Countries in Europe and the Americas must not be complacent at this time, the Director-General of the World Health Organization (WHO) has said. Dr Tedros Adhanom Ghebreyesus issued the warning during his opening remarks at the WHO’s media briefing on coronavirus. He explained what needed to be done to combat the “surge in cases” that is being seen in certain areas of the world.
Dr Tedros said: “This is not the time for complacency.
“While we continue to receive encouraging news about COVID-19 vaccines and remain cautiously optimistic about the potential for new tools to start to arrive in the coming months.
“Right now we are extremely concerned by the surge in cases we’re seeing in some countries.

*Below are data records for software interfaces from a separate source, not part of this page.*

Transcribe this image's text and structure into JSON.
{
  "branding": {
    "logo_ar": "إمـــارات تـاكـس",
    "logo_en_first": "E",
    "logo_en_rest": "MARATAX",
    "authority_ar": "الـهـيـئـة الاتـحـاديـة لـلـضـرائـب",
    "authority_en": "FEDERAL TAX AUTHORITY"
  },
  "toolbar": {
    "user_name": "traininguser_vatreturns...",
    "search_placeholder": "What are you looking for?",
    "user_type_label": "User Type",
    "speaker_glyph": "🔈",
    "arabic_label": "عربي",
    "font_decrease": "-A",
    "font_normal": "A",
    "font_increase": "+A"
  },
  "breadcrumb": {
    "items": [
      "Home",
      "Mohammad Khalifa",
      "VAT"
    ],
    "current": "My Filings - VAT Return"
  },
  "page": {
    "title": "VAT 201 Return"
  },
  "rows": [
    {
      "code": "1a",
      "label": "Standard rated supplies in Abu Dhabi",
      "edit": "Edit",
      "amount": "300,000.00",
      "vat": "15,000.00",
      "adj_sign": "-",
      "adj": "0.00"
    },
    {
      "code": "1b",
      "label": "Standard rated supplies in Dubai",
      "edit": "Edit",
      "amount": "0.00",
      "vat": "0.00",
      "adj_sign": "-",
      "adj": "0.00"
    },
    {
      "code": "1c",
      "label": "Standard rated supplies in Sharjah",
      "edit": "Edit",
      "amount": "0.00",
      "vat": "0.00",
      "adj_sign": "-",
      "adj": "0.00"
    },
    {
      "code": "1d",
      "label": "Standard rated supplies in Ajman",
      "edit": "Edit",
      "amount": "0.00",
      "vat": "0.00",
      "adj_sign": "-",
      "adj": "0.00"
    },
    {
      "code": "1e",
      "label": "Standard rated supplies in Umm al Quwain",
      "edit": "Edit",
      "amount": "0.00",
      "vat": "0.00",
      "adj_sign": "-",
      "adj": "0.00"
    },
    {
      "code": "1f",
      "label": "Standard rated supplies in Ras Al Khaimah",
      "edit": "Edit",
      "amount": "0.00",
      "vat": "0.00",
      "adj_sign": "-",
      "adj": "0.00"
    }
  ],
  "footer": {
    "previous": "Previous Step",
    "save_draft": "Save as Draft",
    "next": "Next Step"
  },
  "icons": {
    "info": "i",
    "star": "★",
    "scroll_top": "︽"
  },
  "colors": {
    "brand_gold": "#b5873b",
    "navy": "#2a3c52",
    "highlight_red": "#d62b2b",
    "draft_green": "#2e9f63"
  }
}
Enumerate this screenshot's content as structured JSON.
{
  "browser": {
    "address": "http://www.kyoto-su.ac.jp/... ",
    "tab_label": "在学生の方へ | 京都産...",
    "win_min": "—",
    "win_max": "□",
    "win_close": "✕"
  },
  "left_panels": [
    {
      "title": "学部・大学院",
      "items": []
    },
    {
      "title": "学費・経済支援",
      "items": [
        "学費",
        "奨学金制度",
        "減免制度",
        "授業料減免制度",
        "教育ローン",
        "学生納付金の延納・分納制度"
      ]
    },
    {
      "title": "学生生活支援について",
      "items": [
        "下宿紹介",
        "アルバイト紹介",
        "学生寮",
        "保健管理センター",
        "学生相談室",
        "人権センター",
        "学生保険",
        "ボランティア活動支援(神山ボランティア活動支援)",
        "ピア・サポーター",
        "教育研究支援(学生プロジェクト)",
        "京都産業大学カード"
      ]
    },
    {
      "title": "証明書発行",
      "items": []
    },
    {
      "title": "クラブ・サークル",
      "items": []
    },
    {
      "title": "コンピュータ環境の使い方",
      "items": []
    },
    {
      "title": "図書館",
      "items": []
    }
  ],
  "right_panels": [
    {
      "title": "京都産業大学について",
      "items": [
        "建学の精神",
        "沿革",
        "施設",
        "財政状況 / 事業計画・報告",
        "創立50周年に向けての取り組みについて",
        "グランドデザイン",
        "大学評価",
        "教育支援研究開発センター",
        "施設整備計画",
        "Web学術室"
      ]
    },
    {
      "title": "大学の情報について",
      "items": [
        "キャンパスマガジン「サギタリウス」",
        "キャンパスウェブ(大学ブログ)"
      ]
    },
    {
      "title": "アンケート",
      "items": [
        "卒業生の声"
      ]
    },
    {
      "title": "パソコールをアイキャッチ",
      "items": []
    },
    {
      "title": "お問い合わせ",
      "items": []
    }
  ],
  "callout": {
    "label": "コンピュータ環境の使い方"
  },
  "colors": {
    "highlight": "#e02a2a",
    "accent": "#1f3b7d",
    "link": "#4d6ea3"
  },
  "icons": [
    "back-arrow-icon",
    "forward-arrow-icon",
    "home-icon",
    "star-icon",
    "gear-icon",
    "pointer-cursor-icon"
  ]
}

“Particularly in Europe and the Americas, health workers and health systems are being pushed to the breaking point.”
He continued: “WHO has issued guidance and tools to increase capacity for the medical and public health workforce and supplies and facilities to manage COVID-19 patients.
“At present, WHO has 150 emergency medical teams assisting countries in the planning and implementation of their emergency responses.
“WHO and partners are working with governments and health leaders to ensure that there is cover for health workers that are sick.
“That there are enough beds for COVID-19 patients and for essential health services to continue safely.”
The Director-General added: “That there are enough masks, gloves and other protective equipment.
“That governments have access to enough tests, therapeutics and supplies to cope with demand now.
“And that health systems will be ready when safe and effective vaccines are rolled out.”
Even with vaccine breakthrough UK will be ‘tackling’ COVID for 2 years [ANALYSIS]
Professor says COVID vaccine to be fast-tracked in just ONE week [INSIGHT]
Dr Hilary warns snubbing rules in wake of vaccine ‘worst thing to do’ [ADVICE]
Many countries across Europe have been forced into a second national lockdown as a response to the surge in cases.
Both France and the UK saw a concerning return to coronavirus infections around the same number as at the height of the pandemic before summer.
The announcement of two possibly effective vaccines has been welcomed by the international community.
Pharmaceutical company Pfizer said that early data suggests its potential vaccine is “more than 90 percent effective” against COVID-19.
US company Moderna has announced results from their preliminary trial data suggesting that their vaccine has an effectiveness of 94.5 percent.
Source: Read Full Article